Why not post this on the general Forum? At any rate here are some answers:
1) If there is no God and life occurs as a natural phenomina of the universe - as abiogenesis/evolution would dictate - then life would have evolved on trillions of planets in the universe - many evolving billions of years prior to ours - not that they would all be billions of years advanced of us on the evolutionary chain - but undoubtedly millions of life forms would be - such beings would be gods - capable of manipulating every aspect of our realities (no space-ships or lasers necessary). Hence - if you are an athiest but believe evolution/abiogenesis (which I’m sure most do) then you should believe in many Gods - maybe the Hindus got it right?
The capital-G God of theology is all powerful, all knowing and perfectly good. There is no evolutionary route to these characteristics. And evolution doesn’t give us insight into how easy or hard it would be to get life started, nor to several other key variables in the Drake equation. That said, I’d wager many believers in evolution do think that there is life elsewhere in the universe, and some of it might theoretically be very powerful. But clearly as of yet we have no evidence about this, only speculation.
2) There’s one place God exists for certain - the human mind - the same place where reality exists - how can you say one exists and another doesn’t when both are manifestations of our consciousness?
Um, no and no. God doesn’t exist in our mind. God is a figment of our mind, in the same way as Santa Claus or Mickey Mouse. And reality doesn’t exist in your mind anymore than it does in mine. If it did, why not will yourself to fly? What’s stopping you?
Further, if the universe is in your mind, how do you know anyone else exists? How do you know they have thoughts different from yours, or any thoughts at all? I suppose they’re in your mind too!
The view that the world exists in your mind is childish hubris. The universe is a grand place, and you’re not the little-g god of it.
3) not so much a catch 22 - just questions -
What would turn an athiest into a believer?
Do they want to see God?
What would they expect or want to see?
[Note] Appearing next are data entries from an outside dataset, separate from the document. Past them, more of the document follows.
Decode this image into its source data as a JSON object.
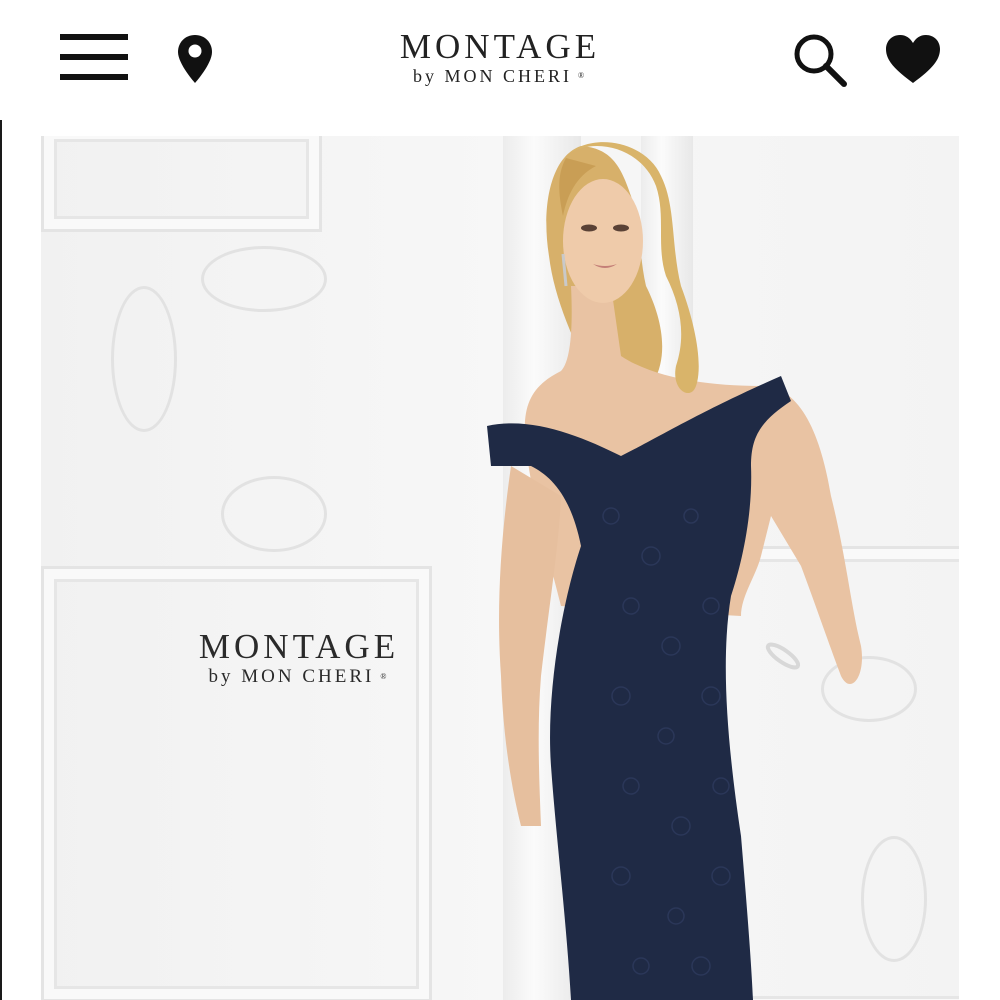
{
  "header": {
    "logo_main": "MONTAGE",
    "logo_sub": "by MON CHERI",
    "logo_mark": "®",
    "icons": [
      "menu-icon",
      "location-pin-icon",
      "search-icon",
      "heart-icon"
    ]
  },
  "hero": {
    "logo_main": "MONTAGE",
    "logo_sub": "by MON CHERI",
    "logo_mark": "®",
    "image": "model-in-navy-lace-off-shoulder-gown"
  },
  "colors": {
    "text": "#111111",
    "dress": "#1f2a45",
    "hair": "#d9b46a",
    "background": "#f4f4f4"
  }
}
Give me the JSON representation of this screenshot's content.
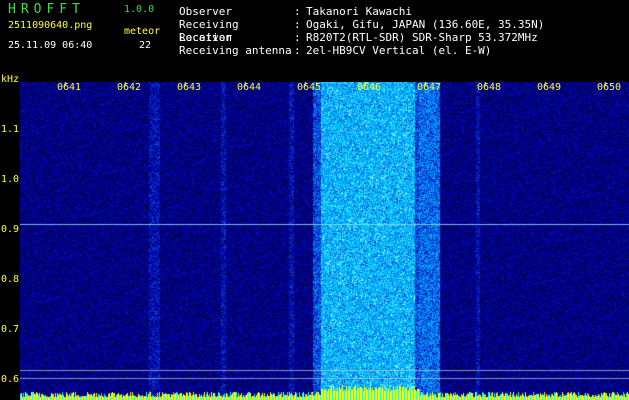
{
  "header": {
    "logo": "HROFFT",
    "version": "1.0.0",
    "filename": "2511090640.png",
    "datetime": "25.11.09 06:40",
    "meteor_label": "meteor",
    "meteor_count": "22"
  },
  "info": [
    {
      "key": "Observer",
      "value": "Takanori Kawachi"
    },
    {
      "key": "Receiving Location",
      "value": "Ogaki, Gifu, JAPAN (136.60E, 35.35N)"
    },
    {
      "key": "Receiver",
      "value": "R820T2(RTL-SDR) SDR-Sharp 53.372MHz"
    },
    {
      "key": "Receiving antenna",
      "value": "2el-HB9CV Vertical (el. E-W)"
    }
  ],
  "axis": {
    "y_unit": "kHz",
    "y_ticks": [
      "1.1",
      "1.0",
      "0.9",
      "0.8",
      "0.7",
      "0.6"
    ],
    "x_ticks": [
      "0641",
      "0642",
      "0643",
      "0644",
      "0645",
      "0646",
      "0647",
      "0648",
      "0649",
      "0650"
    ]
  },
  "colors": {
    "background": "#000000",
    "text_green": "#3ddc3d",
    "text_white": "#ffffff",
    "axis_yellow": "#ffff33",
    "waterfall_low": "#000066",
    "waterfall_high": "#00ffff"
  }
}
Do they expect an all power being?
Do they think an all powerful being (or just a more intellegent being) would be interested in gaining their support by revealing itself in a way that would satisfy them?
Do they want a paranormal experience?
Have any of you athiest had a paranormal experience?
Is there anything that challenges an athiest belief more than turbulance?
When you think about it - bad moments in life are like one in a million (less actually). For every bad second we live there’s like a hundred million good. Is there really any accounting for such overwelmingly positive odds?
Do you look around you - at the beauty of Paris, the hustle and bustle of New York city and think “this all occurs by chance with no reason - give things enough time and Ipads and I phones will result - no blueprints needed for blue-prints?
Thanks for your responses
We have no evidence that the universe was designed by such a being as I referenced, above. Along with the good, the universe is filled with bad. The vast majority of it is hard vacuum or stellar infernos that would kill any life we know. The history of life is a history of fierce competition, dominance hierarchies and killing as much as it is about human glories. For every Paris and New York there are a hundred vast shanty towns. For every peace, a war. One simply cannot point to the known world as anything like the product of a perfectly moral being. Recall that by living in the developed West, with access to things like computers and the internet not to mention fresh water, ample food and good healthcare, you’re an immensely privileged person.
And then you look at the supposed ‘evidence’ standardly provided as supporting a belief in God: books such as the Bible, at times entertaining but filled with morally objectionable reasoning, childish fantasy and self-contradiction. It’d take much more than that to even begin to support a belief in God.